▶ [ASSIGNMENT]:
Each line of the entries that contains the word "positions" adds one. Reply with the resulting number only.

▶ [SUPPLIED RECORDS]:

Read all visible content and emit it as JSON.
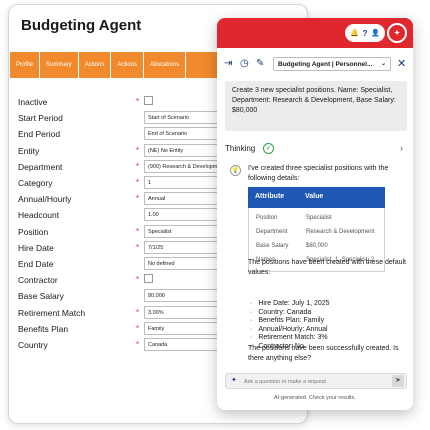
{
  "app": {
    "title": "Budgeting Agent",
    "tabs": [
      "Profile",
      "Summary",
      "Actions",
      "Actions",
      "Allocations"
    ]
  },
  "form": {
    "rows": [
      {
        "label": "Inactive",
        "required": true,
        "type": "checkbox",
        "value": ""
      },
      {
        "label": "Start Period",
        "required": false,
        "type": "text",
        "value": "Start of Scenario"
      },
      {
        "label": "End Period",
        "required": false,
        "type": "text",
        "value": "End of Scenario"
      },
      {
        "label": "Entity",
        "required": true,
        "type": "text",
        "value": "(NE) No Entity"
      },
      {
        "label": "Department",
        "required": true,
        "type": "text",
        "value": "(900) Research & Development"
      },
      {
        "label": "Category",
        "required": true,
        "type": "text",
        "value": "1"
      },
      {
        "label": "Annual/Hourly",
        "required": true,
        "type": "text",
        "value": "Annual"
      },
      {
        "label": "Headcount",
        "required": false,
        "type": "text",
        "value": "1.00"
      },
      {
        "label": "Position",
        "required": true,
        "type": "text",
        "value": "Specialist"
      },
      {
        "label": "Hire Date",
        "required": true,
        "type": "text",
        "value": "7/1/25"
      },
      {
        "label": "End Date",
        "required": false,
        "type": "text",
        "value": "No defined"
      },
      {
        "label": "Contractor",
        "required": true,
        "type": "checkbox",
        "value": ""
      },
      {
        "label": "Base Salary",
        "required": false,
        "type": "text",
        "value": "80,000"
      },
      {
        "label": "Retirement Match",
        "required": true,
        "type": "text",
        "value": "3.00%"
      },
      {
        "label": "Benefits Plan",
        "required": true,
        "type": "text",
        "value": "Family"
      },
      {
        "label": "Country",
        "required": true,
        "type": "text",
        "value": "Canada"
      }
    ]
  },
  "chat": {
    "header": {
      "bell": "🔔",
      "help": "?",
      "user": "👤",
      "logo": "✦"
    },
    "toolbar": {
      "login_icon": "⇥",
      "history_icon": "◷",
      "edit_icon": "✎",
      "agent_selected": "Budgeting Agent | Personnel...",
      "caret": "⌄",
      "close": "✕"
    },
    "user_message": "Create 3 new specialist positions. Name: Specialist, Department: Research & Development, Base Salary: $80,000",
    "thinking_label": "Thinking",
    "thinking_check": "✓",
    "thinking_chevron": "›",
    "bulb": "💡",
    "reply_intro": "I've created three specialist positions with the following details:",
    "table": {
      "headers": [
        "Attribute",
        "Value"
      ],
      "rows": [
        [
          "Position",
          "Specialist"
        ],
        [
          "Department",
          "Research & Development"
        ],
        [
          "Base Salary",
          "$80,000"
        ],
        [
          "Names",
          "Specialist_1, Specialist_2"
        ]
      ]
    },
    "defaults_intro": "The positions have been created with these default values:",
    "defaults": [
      "Hire Date: July 1, 2025",
      "Country: Canada",
      "Benefits Plan: Family",
      "Annual/Hourly: Annual",
      "Retirement Match: 3%",
      "Contractor: No"
    ],
    "closing": "The positions have been successfully created. Is there anything else?",
    "input_placeholder": "Ask a question or make a request.",
    "sparkle": "✦",
    "send": "➤",
    "footer": "AI-generated. Check your results."
  }
}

▶ [ANSWER BOX]:
4